Start of INPUT MATERIAL
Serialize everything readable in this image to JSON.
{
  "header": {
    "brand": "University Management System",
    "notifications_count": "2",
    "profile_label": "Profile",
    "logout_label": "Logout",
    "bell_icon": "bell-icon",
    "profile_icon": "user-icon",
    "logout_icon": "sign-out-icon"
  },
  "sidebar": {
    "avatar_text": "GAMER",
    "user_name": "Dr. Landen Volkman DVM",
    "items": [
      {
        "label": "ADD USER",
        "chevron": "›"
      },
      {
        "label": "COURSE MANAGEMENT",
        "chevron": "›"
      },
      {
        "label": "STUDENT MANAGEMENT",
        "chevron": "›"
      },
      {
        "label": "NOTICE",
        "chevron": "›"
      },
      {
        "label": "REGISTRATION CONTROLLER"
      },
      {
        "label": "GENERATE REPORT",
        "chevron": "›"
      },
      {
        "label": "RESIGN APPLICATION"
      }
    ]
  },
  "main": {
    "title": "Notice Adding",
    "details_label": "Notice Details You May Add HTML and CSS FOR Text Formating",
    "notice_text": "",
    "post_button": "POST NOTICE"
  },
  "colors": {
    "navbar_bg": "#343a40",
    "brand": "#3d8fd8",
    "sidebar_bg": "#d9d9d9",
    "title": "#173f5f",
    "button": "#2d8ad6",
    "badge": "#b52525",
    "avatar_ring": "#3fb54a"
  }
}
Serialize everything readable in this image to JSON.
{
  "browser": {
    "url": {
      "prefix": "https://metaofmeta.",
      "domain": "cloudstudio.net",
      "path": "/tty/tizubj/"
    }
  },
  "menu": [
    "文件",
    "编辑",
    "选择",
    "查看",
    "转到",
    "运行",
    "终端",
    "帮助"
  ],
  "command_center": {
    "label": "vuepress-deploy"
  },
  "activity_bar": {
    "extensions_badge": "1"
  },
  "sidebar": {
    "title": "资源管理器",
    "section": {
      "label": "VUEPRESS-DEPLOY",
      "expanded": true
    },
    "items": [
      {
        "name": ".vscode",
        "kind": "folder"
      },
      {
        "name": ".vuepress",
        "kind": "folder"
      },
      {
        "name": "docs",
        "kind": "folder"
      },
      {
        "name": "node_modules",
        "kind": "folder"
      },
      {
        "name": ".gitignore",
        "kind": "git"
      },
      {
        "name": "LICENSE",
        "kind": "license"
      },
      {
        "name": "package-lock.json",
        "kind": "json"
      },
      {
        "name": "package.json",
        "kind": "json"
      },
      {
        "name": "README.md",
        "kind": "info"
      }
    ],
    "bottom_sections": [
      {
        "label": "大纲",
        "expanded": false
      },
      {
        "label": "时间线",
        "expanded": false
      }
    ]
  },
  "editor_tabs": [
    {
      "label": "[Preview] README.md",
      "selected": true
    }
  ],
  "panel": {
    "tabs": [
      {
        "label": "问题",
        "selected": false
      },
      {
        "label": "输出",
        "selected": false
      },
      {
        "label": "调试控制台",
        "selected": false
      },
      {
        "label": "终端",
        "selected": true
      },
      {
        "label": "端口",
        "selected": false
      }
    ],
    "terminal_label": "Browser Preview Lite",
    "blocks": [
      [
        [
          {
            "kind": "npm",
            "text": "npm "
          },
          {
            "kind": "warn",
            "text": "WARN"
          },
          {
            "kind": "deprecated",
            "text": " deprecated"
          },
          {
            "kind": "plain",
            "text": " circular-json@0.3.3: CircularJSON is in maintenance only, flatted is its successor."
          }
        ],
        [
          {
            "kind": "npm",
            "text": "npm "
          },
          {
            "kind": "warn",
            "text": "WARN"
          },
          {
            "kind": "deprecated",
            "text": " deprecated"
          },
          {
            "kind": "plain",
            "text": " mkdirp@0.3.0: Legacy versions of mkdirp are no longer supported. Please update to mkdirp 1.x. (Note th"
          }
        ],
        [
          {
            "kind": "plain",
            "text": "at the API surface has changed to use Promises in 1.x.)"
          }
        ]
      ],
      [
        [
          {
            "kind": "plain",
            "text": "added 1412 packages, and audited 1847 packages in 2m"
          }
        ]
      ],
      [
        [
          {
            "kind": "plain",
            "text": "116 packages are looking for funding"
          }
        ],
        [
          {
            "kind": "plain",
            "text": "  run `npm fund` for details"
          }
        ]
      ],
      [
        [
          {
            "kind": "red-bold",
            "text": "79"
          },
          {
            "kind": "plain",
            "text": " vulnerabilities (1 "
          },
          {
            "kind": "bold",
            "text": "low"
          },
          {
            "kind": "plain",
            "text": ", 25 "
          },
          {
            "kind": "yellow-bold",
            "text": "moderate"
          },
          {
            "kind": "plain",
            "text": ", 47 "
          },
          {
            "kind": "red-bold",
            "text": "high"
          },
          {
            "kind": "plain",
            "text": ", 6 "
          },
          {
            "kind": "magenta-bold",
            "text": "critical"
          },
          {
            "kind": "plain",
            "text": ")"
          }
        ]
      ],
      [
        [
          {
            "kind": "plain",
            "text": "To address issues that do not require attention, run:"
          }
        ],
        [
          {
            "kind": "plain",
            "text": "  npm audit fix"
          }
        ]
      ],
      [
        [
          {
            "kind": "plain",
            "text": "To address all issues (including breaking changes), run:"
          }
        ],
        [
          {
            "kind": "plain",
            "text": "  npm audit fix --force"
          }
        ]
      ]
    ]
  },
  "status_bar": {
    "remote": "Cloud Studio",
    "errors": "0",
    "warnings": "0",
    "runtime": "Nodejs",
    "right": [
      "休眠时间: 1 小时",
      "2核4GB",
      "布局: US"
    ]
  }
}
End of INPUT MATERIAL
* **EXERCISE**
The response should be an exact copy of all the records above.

* **RESULT**
Serialize everything readable in this image to JSON.
{
  "header": {
    "brand": "University Management System",
    "notifications_count": "2",
    "profile_label": "Profile",
    "logout_label": "Logout",
    "bell_icon": "bell-icon",
    "profile_icon": "user-icon",
    "logout_icon": "sign-out-icon"
  },
  "sidebar": {
    "avatar_text": "GAMER",
    "user_name": "Dr. Landen Volkman DVM",
    "items": [
      {
        "label": "ADD USER",
        "chevron": "›"
      },
      {
        "label": "COURSE MANAGEMENT",
        "chevron": "›"
      },
      {
        "label": "STUDENT MANAGEMENT",
        "chevron": "›"
      },
      {
        "label": "NOTICE",
        "chevron": "›"
      },
      {
        "label": "REGISTRATION CONTROLLER"
      },
      {
        "label": "GENERATE REPORT",
        "chevron": "›"
      },
      {
        "label": "RESIGN APPLICATION"
      }
    ]
  },
  "main": {
    "title": "Notice Adding",
    "details_label": "Notice Details You May Add HTML and CSS FOR Text Formating",
    "notice_text": "",
    "post_button": "POST NOTICE"
  },
  "colors": {
    "navbar_bg": "#343a40",
    "brand": "#3d8fd8",
    "sidebar_bg": "#d9d9d9",
    "title": "#173f5f",
    "button": "#2d8ad6",
    "badge": "#b52525",
    "avatar_ring": "#3fb54a"
  }
}
Serialize everything readable in this image to JSON.
{
  "browser": {
    "url": {
      "prefix": "https://metaofmeta.",
      "domain": "cloudstudio.net",
      "path": "/tty/tizubj/"
    }
  },
  "menu": [
    "文件",
    "编辑",
    "选择",
    "查看",
    "转到",
    "运行",
    "终端",
    "帮助"
  ],
  "command_center": {
    "label": "vuepress-deploy"
  },
  "activity_bar": {
    "extensions_badge": "1"
  },
  "sidebar": {
    "title": "资源管理器",
    "section": {
      "label": "VUEPRESS-DEPLOY",
      "expanded": true
    },
    "items": [
      {
        "name": ".vscode",
        "kind": "folder"
      },
      {
        "name": ".vuepress",
        "kind": "folder"
      },
      {
        "name": "docs",
        "kind": "folder"
      },
      {
        "name": "node_modules",
        "kind": "folder"
      },
      {
        "name": ".gitignore",
        "kind": "git"
      },
      {
        "name": "LICENSE",
        "kind": "license"
      },
      {
        "name": "package-lock.json",
        "kind": "json"
      },
      {
        "name": "package.json",
        "kind": "json"
      },
      {
        "name": "README.md",
        "kind": "info"
      }
    ],
    "bottom_sections": [
      {
        "label": "大纲",
        "expanded": false
      },
      {
        "label": "时间线",
        "expanded": false
      }
    ]
  },
  "editor_tabs": [
    {
      "label": "[Preview] README.md",
      "selected": true
    }
  ],
  "panel": {
    "tabs": [
      {
        "label": "问题",
        "selected": false
      },
      {
        "label": "输出",
        "selected": false
      },
      {
        "label": "调试控制台",
        "selected": false
      },
      {
        "label": "终端",
        "selected": true
      },
      {
        "label": "端口",
        "selected": false
      }
    ],
    "terminal_label": "Browser Preview Lite",
    "blocks": [
      [
        [
          {
            "kind": "npm",
            "text": "npm "
          },
          {
            "kind": "warn",
            "text": "WARN"
          },
          {
            "kind": "deprecated",
            "text": " deprecated"
          },
          {
            "kind": "plain",
            "text": " circular-json@0.3.3: CircularJSON is in maintenance only, flatted is its successor."
          }
        ],
        [
          {
            "kind": "npm",
            "text": "npm "
          },
          {
            "kind": "warn",
            "text": "WARN"
          },
          {
            "kind": "deprecated",
            "text": " deprecated"
          },
          {
            "kind": "plain",
            "text": " mkdirp@0.3.0: Legacy versions of mkdirp are no longer supported. Please update to mkdirp 1.x. (Note th"
          }
        ],
        [
          {
            "kind": "plain",
            "text": "at the API surface has changed to use Promises in 1.x.)"
          }
        ]
      ],
      [
        [
          {
            "kind": "plain",
            "text": "added 1412 packages, and audited 1847 packages in 2m"
          }
        ]
      ],
      [
        [
          {
            "kind": "plain",
            "text": "116 packages are looking for funding"
          }
        ],
        [
          {
            "kind": "plain",
            "text": "  run `npm fund` for details"
          }
        ]
      ],
      [
        [
          {
            "kind": "red-bold",
            "text": "79"
          },
          {
            "kind": "plain",
            "text": " vulnerabilities (1 "
          },
          {
            "kind": "bold",
            "text": "low"
          },
          {
            "kind": "plain",
            "text": ", 25 "
          },
          {
            "kind": "yellow-bold",
            "text": "moderate"
          },
          {
            "kind": "plain",
            "text": ", 47 "
          },
          {
            "kind": "red-bold",
            "text": "high"
          },
          {
            "kind": "plain",
            "text": ", 6 "
          },
          {
            "kind": "magenta-bold",
            "text": "critical"
          },
          {
            "kind": "plain",
            "text": ")"
          }
        ]
      ],
      [
        [
          {
            "kind": "plain",
            "text": "To address issues that do not require attention, run:"
          }
        ],
        [
          {
            "kind": "plain",
            "text": "  npm audit fix"
          }
        ]
      ],
      [
        [
          {
            "kind": "plain",
            "text": "To address all issues (including breaking changes), run:"
          }
        ],
        [
          {
            "kind": "plain",
            "text": "  npm audit fix --force"
          }
        ]
      ]
    ]
  },
  "status_bar": {
    "remote": "Cloud Studio",
    "errors": "0",
    "warnings": "0",
    "runtime": "Nodejs",
    "right": [
      "休眠时间: 1 小时",
      "2核4GB",
      "布局: US"
    ]
  }
}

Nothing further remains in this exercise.